EXTRACTED INFORMATION:
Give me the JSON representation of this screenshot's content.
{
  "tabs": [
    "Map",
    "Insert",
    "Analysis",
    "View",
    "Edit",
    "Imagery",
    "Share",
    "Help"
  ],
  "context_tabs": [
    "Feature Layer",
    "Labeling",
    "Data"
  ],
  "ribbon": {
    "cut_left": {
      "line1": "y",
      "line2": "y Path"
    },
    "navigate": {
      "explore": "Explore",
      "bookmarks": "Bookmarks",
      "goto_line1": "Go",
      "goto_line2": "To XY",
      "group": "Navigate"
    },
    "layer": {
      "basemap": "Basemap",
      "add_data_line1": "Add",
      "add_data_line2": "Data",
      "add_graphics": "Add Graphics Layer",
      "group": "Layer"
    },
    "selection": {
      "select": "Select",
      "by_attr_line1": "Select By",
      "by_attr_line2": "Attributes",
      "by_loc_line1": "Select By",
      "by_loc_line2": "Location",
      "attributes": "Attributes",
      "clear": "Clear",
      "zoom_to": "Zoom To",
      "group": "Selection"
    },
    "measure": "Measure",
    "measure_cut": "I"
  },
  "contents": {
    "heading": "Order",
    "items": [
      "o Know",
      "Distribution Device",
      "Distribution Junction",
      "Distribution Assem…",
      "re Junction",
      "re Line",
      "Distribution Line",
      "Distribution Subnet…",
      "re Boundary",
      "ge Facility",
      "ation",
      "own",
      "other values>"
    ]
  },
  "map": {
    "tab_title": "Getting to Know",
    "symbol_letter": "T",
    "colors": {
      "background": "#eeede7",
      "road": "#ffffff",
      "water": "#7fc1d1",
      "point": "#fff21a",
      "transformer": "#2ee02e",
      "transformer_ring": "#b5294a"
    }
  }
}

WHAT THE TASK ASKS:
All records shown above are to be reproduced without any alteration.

ANSWER SPACE:
Give me the JSON representation of this screenshot's content.
{
  "tabs": [
    "Map",
    "Insert",
    "Analysis",
    "View",
    "Edit",
    "Imagery",
    "Share",
    "Help"
  ],
  "context_tabs": [
    "Feature Layer",
    "Labeling",
    "Data"
  ],
  "ribbon": {
    "cut_left": {
      "line1": "y",
      "line2": "y Path"
    },
    "navigate": {
      "explore": "Explore",
      "bookmarks": "Bookmarks",
      "goto_line1": "Go",
      "goto_line2": "To XY",
      "group": "Navigate"
    },
    "layer": {
      "basemap": "Basemap",
      "add_data_line1": "Add",
      "add_data_line2": "Data",
      "add_graphics": "Add Graphics Layer",
      "group": "Layer"
    },
    "selection": {
      "select": "Select",
      "by_attr_line1": "Select By",
      "by_attr_line2": "Attributes",
      "by_loc_line1": "Select By",
      "by_loc_line2": "Location",
      "attributes": "Attributes",
      "clear": "Clear",
      "zoom_to": "Zoom To",
      "group": "Selection"
    },
    "measure": "Measure",
    "measure_cut": "I"
  },
  "contents": {
    "heading": "Order",
    "items": [
      "o Know",
      "Distribution Device",
      "Distribution Junction",
      "Distribution Assem…",
      "re Junction",
      "re Line",
      "Distribution Line",
      "Distribution Subnet…",
      "re Boundary",
      "ge Facility",
      "ation",
      "own",
      "other values>"
    ]
  },
  "map": {
    "tab_title": "Getting to Know",
    "symbol_letter": "T",
    "colors": {
      "background": "#eeede7",
      "road": "#ffffff",
      "water": "#7fc1d1",
      "point": "#fff21a",
      "transformer": "#2ee02e",
      "transformer_ring": "#b5294a"
    }
  }
}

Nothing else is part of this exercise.